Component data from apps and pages
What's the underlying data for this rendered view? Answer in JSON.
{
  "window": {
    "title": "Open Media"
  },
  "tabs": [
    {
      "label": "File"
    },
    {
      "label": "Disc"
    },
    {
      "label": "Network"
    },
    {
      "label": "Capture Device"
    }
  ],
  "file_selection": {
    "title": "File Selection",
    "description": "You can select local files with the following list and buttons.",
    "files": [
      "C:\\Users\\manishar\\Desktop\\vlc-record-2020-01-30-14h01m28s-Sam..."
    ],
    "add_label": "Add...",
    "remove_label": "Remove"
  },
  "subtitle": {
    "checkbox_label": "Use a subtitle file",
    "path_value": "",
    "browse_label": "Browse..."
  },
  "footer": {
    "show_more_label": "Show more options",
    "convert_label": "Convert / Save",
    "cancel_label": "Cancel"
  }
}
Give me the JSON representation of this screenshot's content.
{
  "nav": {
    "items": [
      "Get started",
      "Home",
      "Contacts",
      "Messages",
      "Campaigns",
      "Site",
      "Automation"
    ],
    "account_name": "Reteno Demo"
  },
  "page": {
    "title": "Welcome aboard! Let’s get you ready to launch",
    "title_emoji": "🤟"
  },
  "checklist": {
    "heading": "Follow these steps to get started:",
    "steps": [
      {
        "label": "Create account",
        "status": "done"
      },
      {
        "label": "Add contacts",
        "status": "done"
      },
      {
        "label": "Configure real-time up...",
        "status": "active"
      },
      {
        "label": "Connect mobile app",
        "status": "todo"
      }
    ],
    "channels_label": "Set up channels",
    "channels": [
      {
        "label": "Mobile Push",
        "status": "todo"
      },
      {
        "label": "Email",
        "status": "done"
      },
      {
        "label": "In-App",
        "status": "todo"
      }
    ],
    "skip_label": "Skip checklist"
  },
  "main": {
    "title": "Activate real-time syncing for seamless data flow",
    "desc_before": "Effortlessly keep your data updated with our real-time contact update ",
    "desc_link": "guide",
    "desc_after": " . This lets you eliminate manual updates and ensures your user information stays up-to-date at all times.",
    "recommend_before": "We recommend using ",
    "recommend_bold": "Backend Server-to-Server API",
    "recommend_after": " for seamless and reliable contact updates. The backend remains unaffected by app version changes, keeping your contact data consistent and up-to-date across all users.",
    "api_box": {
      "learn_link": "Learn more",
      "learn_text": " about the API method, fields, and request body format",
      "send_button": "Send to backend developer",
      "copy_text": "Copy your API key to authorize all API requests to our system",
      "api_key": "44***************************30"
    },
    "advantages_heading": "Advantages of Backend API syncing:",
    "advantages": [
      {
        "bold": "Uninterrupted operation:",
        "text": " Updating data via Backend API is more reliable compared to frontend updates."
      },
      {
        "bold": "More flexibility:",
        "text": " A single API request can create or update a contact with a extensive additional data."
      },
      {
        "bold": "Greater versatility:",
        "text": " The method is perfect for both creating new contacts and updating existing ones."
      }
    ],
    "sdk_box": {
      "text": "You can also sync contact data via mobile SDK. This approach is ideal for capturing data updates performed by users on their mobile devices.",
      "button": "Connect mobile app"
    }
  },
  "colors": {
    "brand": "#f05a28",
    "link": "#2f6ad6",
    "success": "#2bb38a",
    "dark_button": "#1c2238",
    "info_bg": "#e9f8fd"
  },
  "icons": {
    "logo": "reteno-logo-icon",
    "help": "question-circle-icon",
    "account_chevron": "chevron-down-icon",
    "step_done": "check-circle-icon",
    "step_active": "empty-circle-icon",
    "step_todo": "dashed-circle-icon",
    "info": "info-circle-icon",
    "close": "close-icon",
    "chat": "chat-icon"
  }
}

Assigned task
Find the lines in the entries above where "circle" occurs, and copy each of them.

Answer section
    "help": "question-circle-icon",
    "step_done": "check-circle-icon",
    "step_active": "empty-circle-icon",
    "step_todo": "dashed-circle-icon",
    "info": "info-circle-icon",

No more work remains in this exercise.